The Great Flood remains the most significant and damaging river flood in American history. The warning signs of this flood had existed for decades but were ignored or worsened by poor governance. For the first century of European settlement, landowners built their own levees, but by the end of the American Civil War, the system was in shambles. States coordinated flood control through the Mississippi River Commission in 1879, but the commission was not empowered to do much more than emergency repair. The commission, seizing more power, settled on a levee-only strategy that neglected other types of flood control. This tinderbox blew up in 1927, as 13 levee breaches destroyed the false sense of security.
With hundreds dead and thousands displaced, and with particular pain inflicted upon impoverished Black families, a new strategy was needed. The Flood Control Act of 1928 established the USACE as first responders in case of emergency and charged them with ensuring flood prevention.
The Lower Mississippi River Museum tells this story through interactive exhibits, including a large outdoor scale model of the Mississippi River floodplain. The museum also has interactive explanations of the Great Flood, and the work that USACE has done since, including a 1,500-gallon aquarium of local fish and aquatic life. Since 2007, the museum is also home to Motor Vessel Mississippi IV, a diesel-powered craft that patrolled the Mississippi River as a USACE workboat until it was decommissioned in 1993. Visitors can board the ship, and imagine what civil engineering life would be like when the levee breaks.
Know Before You Go

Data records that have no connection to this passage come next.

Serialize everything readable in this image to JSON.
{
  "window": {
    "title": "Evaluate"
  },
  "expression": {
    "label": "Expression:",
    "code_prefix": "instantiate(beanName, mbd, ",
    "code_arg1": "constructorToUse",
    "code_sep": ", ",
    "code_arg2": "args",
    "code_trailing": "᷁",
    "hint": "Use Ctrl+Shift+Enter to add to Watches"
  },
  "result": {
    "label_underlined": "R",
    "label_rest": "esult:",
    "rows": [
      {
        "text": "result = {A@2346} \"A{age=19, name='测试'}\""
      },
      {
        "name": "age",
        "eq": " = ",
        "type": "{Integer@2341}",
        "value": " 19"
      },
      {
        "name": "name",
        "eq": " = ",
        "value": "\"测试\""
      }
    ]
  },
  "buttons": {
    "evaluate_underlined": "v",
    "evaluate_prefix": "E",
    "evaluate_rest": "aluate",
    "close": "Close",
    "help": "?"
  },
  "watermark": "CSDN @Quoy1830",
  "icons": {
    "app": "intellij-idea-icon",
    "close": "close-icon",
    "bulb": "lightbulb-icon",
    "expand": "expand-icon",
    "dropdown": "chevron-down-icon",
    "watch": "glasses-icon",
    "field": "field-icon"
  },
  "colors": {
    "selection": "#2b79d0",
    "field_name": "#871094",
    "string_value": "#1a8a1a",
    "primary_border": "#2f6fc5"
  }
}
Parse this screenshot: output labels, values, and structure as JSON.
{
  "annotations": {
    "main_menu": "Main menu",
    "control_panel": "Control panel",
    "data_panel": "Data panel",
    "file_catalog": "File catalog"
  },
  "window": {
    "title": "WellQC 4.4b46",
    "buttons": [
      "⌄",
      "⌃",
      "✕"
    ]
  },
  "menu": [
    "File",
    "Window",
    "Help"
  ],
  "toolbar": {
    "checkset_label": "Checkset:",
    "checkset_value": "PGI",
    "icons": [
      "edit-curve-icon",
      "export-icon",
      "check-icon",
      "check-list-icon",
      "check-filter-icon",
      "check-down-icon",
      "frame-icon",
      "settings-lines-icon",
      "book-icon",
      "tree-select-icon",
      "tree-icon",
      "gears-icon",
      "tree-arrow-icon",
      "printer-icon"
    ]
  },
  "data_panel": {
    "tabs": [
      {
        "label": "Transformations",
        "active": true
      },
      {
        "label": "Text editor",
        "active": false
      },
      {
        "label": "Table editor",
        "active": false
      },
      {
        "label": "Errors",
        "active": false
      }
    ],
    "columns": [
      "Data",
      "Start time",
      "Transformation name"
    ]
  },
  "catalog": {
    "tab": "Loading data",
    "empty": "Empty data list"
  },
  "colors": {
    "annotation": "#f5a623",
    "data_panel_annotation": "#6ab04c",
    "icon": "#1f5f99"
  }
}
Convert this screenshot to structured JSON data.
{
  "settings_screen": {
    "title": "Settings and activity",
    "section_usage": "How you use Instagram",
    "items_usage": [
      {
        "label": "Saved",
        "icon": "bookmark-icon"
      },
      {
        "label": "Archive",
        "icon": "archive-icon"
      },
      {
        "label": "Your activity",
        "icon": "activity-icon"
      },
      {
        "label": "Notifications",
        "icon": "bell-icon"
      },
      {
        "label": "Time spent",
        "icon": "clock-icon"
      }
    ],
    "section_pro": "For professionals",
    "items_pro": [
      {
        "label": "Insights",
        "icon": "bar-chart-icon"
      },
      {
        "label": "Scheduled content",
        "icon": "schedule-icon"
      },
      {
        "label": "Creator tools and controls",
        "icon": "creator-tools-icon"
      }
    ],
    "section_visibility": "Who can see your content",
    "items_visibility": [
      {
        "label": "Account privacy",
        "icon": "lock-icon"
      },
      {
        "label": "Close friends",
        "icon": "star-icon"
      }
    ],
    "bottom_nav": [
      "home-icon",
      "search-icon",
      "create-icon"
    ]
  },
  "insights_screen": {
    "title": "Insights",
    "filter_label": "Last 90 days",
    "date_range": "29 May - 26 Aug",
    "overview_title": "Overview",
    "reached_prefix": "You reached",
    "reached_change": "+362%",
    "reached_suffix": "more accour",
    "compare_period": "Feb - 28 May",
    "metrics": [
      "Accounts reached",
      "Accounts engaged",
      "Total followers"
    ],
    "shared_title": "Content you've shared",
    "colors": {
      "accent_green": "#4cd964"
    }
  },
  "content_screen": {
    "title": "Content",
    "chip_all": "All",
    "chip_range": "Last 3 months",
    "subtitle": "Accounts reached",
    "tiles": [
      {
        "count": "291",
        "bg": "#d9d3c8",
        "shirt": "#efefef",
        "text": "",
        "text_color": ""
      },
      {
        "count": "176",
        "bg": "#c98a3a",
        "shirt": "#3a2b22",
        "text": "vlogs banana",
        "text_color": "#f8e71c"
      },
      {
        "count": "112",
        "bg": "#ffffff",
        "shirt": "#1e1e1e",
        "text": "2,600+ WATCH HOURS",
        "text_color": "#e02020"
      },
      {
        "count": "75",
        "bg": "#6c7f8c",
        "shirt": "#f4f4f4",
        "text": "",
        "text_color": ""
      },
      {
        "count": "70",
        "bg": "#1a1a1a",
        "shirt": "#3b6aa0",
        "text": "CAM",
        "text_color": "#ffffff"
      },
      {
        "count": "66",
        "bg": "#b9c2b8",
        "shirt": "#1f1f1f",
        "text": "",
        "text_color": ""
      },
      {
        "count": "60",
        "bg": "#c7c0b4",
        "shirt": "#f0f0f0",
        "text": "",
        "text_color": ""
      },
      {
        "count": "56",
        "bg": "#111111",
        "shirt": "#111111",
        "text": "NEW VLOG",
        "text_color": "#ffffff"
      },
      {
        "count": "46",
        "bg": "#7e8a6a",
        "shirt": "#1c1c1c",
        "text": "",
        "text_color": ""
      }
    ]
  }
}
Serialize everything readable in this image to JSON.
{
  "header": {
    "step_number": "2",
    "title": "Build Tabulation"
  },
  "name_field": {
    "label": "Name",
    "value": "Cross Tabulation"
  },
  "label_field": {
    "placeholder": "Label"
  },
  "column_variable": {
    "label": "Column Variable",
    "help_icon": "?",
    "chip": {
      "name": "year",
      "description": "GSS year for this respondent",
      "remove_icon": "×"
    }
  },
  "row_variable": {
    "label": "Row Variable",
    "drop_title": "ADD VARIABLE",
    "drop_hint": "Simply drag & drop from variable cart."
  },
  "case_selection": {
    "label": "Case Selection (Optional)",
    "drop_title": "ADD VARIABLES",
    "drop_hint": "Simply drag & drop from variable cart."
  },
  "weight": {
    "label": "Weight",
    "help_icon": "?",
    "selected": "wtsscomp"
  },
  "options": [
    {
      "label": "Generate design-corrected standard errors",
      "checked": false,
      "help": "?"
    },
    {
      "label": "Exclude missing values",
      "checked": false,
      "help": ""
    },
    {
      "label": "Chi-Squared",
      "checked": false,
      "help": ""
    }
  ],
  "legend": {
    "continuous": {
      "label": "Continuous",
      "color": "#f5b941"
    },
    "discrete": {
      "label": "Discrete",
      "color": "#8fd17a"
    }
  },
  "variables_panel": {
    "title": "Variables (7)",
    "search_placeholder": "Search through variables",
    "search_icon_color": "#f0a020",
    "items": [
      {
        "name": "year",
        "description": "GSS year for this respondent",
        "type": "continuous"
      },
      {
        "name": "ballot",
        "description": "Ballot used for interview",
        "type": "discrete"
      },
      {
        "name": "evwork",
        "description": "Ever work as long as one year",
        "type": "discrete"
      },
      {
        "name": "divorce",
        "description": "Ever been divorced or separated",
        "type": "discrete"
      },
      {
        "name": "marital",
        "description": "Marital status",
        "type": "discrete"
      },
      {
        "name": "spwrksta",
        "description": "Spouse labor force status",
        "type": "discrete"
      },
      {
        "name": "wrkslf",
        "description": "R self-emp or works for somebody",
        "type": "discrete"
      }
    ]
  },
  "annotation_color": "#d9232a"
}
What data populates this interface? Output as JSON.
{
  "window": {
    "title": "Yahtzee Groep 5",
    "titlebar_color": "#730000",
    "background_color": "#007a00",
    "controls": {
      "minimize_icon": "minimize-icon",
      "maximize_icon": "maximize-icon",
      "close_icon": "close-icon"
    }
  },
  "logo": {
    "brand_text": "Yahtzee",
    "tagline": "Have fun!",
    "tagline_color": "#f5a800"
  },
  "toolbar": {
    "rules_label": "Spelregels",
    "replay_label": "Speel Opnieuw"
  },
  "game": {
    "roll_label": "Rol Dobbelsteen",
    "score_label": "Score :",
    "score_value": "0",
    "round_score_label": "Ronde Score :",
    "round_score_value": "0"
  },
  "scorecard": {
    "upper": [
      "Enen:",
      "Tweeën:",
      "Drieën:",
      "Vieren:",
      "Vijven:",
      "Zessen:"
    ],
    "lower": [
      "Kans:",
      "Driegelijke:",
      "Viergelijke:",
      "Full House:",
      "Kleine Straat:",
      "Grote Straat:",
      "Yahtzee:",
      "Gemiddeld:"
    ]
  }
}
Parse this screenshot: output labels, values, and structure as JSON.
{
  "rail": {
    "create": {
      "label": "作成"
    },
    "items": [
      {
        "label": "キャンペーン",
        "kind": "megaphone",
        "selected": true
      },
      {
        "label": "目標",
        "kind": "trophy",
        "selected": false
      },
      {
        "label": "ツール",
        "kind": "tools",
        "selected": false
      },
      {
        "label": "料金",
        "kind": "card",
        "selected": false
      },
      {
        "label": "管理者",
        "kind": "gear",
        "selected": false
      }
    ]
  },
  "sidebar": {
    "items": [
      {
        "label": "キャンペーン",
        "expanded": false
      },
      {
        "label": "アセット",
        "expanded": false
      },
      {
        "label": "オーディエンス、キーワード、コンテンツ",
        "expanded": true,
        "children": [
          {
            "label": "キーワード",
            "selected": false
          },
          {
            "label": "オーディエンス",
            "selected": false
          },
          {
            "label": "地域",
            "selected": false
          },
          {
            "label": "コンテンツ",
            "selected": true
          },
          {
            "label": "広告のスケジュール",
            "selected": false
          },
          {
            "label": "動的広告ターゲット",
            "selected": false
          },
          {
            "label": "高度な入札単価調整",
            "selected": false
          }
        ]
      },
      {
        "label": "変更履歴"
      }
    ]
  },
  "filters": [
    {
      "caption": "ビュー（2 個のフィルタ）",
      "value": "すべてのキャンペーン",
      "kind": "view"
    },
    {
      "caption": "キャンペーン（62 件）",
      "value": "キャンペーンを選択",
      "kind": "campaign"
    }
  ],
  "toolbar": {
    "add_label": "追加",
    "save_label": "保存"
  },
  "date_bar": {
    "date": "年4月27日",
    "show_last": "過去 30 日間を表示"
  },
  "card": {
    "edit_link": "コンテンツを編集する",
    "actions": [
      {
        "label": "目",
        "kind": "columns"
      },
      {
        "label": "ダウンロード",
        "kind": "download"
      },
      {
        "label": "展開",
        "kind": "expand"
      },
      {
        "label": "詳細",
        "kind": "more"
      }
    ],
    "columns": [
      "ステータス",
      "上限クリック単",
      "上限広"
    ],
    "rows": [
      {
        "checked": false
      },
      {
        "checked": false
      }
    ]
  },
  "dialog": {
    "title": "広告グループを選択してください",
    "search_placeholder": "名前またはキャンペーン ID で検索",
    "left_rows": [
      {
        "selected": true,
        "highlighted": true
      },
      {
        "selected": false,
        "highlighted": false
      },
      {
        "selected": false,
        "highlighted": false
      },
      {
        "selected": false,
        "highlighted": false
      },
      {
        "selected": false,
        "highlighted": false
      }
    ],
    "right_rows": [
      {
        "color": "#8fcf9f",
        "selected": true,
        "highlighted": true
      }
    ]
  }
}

The Jesse Brent Lower Mississippi River Museum is free and open to the public. Check the website for visiting hours and updates.